Application of Dynamic Evolving Neural Fuzzy Inference Systems for Event-Based Rainfall-Runoff Modeling in a Tropical Catchment

Nadeem Nawaz, Sobri Harun, Amin Talei, ICRIL International conference of Innovation in Science & Technology, 20 Apr 2015, Kuala Lumpur, Malaysia, 2015

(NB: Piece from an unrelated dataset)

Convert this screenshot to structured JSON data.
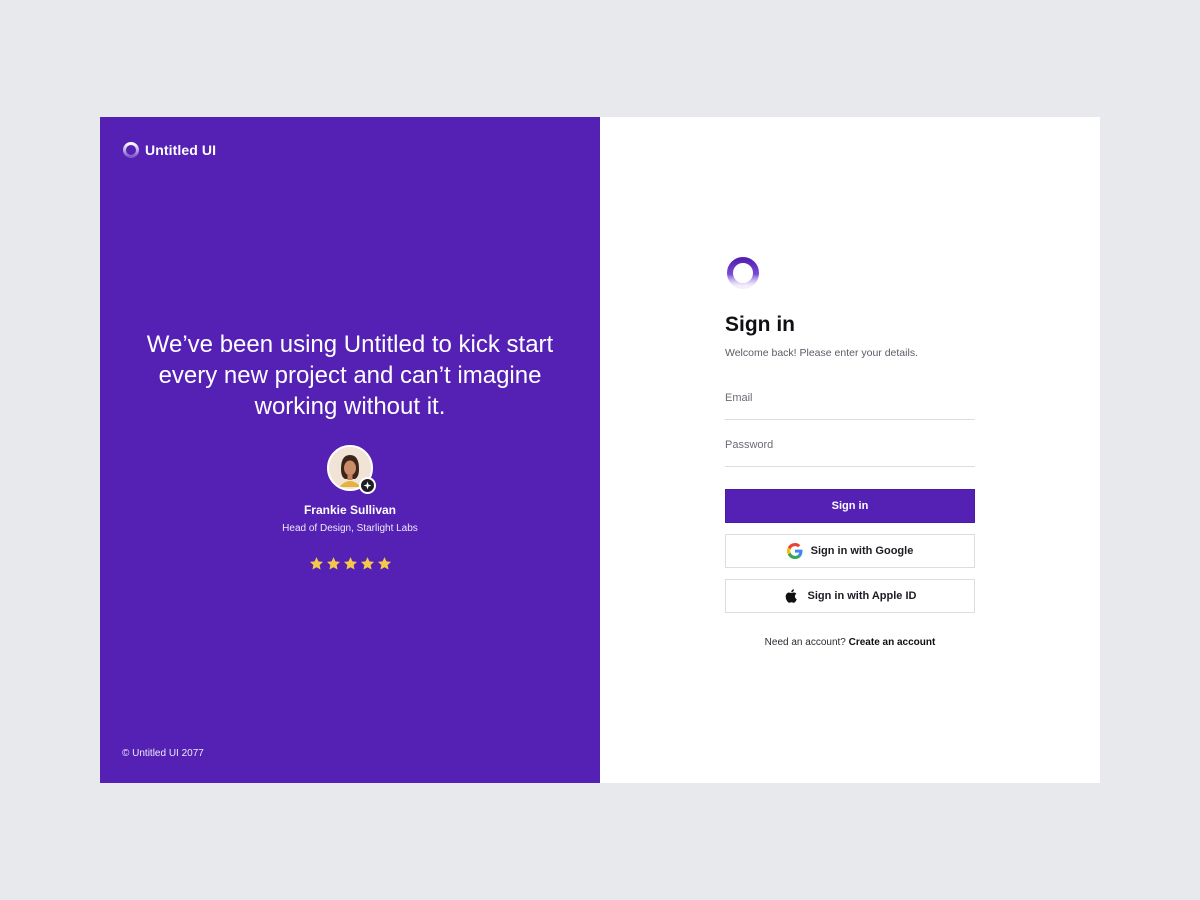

Population growth in fast developing countries such as Malaysia leads to more demand for infrastructures which in turn may gradually transform agricultural or forest landscapes to built-up areas. This change has significant impact on hydrologic process at the watershed level which can lead to an increase in both magnitude and frequency of floods in urban areas. To date several physically-based models are developed to capture the rainfall-runoff process; however, they require significant number of parameters which could be difficult to be measured or estimated. Recently, neuro-fuzzy systems (NFS) which are well-known for their ability in simulating nonlinear complex systems have been widely used in hydrological time series modeling and prediction. These models are able to identify a direct mapping between inputs and outputs with less number of physical parameters. Online learning and rule evolving mechanisms of Dynamic Evolving Neural-Fuzzy Inference Systems (DENFIS) are the two capabilities that make it suitable to be used as a tool for rainfall-runoff modeling. Twelve years hourly rainfall and runoff data of Semenyih River catchment located in Selangor, Malaysia is used for this study. In this study, twenty of major rainfall-runoff events were selected from which the training and validation events are chosen. The results obtained by DENFIS model were then compared with an autoregressive model with exogenous inputs (ARX) as a bench mark. Results showed that DENFIS has a good potential to be used as a rainfall-runoff modeling tool.